Funny how things turn out. I love spinning on a drop spindle and carry one with me most times. I drop spindled all the way across the Pacific Ocean and on every other plane I've ever been on since I learned how to spin. I still love the tri loom. You can change your pattern, yarn, sett, structrure on the fly which is really fun. But then I moved to the floor loom. I still have the one my grandmother bought for me when I was 13 but I've added a couple more. The Cranbrook for rugs and the 8 shaft Gilmore that has become my kitchen towel loom.
I love weaving kitchen towels and have done set after set for the last couple of years. I love the linen and the cottolin and they make such wonderful kitchen towels. So no one was more surprised than I when my big tri loom started calling to me. I'm just finishing up my 6th tri shawl in the last 6 weeks. For some reason, after not weaving on a tri, except as a demonstration, I can't seem to put it away. I have the next shawl all planned before the current one is finished.
Here are the most recent creations:
Peggy did the lovely red shawl but the rest are mine. We have Merino and other wools, silk, mohair, cotton, llama and alpaca in thick yarns and thin yarns and boucles, commercial and hand spun. Cool.
The last shawl I'm weaving is made from my very first handspun. It happens to be all natural colored wool and I've been saving it for years until I could figure out what to do with it.
Your first hand spun is special. It's usually lumpy and bumpy and overtwisted and understwisted and something you will never be able to make again once you have more experience. And it's worthy of something wonderful.
Mittens or a scarf are pretty common but we don't have long enough winters here for me to use them much. A shawl is actually more useful for me. Plus the fact that this one is all hand spun and has no dyes, it will be perfect for any time period re-enactment. I will look stunning in Nov at the Civil War Re-enactment at Liendo Plantation!

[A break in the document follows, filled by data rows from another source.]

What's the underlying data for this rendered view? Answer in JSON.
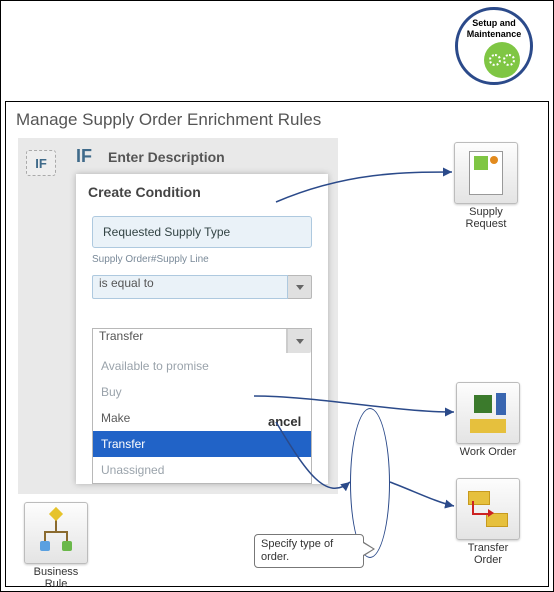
{
  "badge": {
    "label": "Setup and Maintenance"
  },
  "page": {
    "title": "Manage Supply Order Enrichment Rules"
  },
  "rule": {
    "if_chip": "IF",
    "if_inline": "IF",
    "enter_description": "Enter Description"
  },
  "condition": {
    "title": "Create Condition",
    "field_label": "Requested Supply Type",
    "field_path": "Supply Order#Supply Line",
    "operator": "is equal to",
    "value": "Transfer",
    "options": {
      "atp": "Available to promise",
      "buy": "Buy",
      "make": "Make",
      "transfer": "Transfer",
      "unassigned": "Unassigned"
    },
    "cancel": "ancel"
  },
  "tiles": {
    "supply_request": "Supply Request",
    "work_order": "Work Order",
    "transfer_order": "Transfer Order",
    "business_rule": "Business Rule"
  },
  "callout": {
    "text": "Specify type of order."
  }
}
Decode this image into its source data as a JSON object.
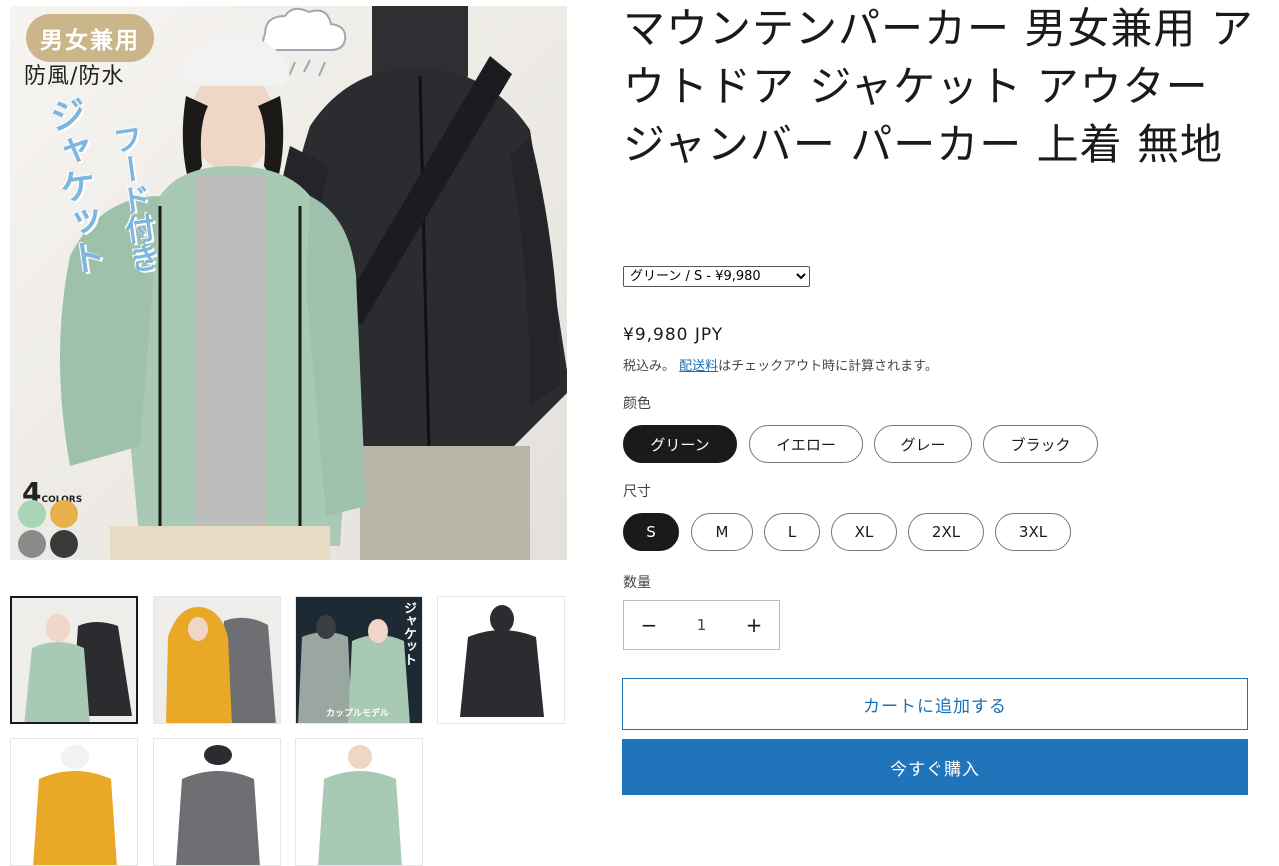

So the shawl from my first hand spun yarn won't be for sale but the others are slowly making their way to the website. Come and take a look at them! Peggy has now put me on shawl-probation. We have three shows coming up in April and June and have no kitchen towels for sale.... None. As soon as I finish up this last shawl it's back to the Gilmore and more towels. Not a bad thing at all. I love kitchen towels...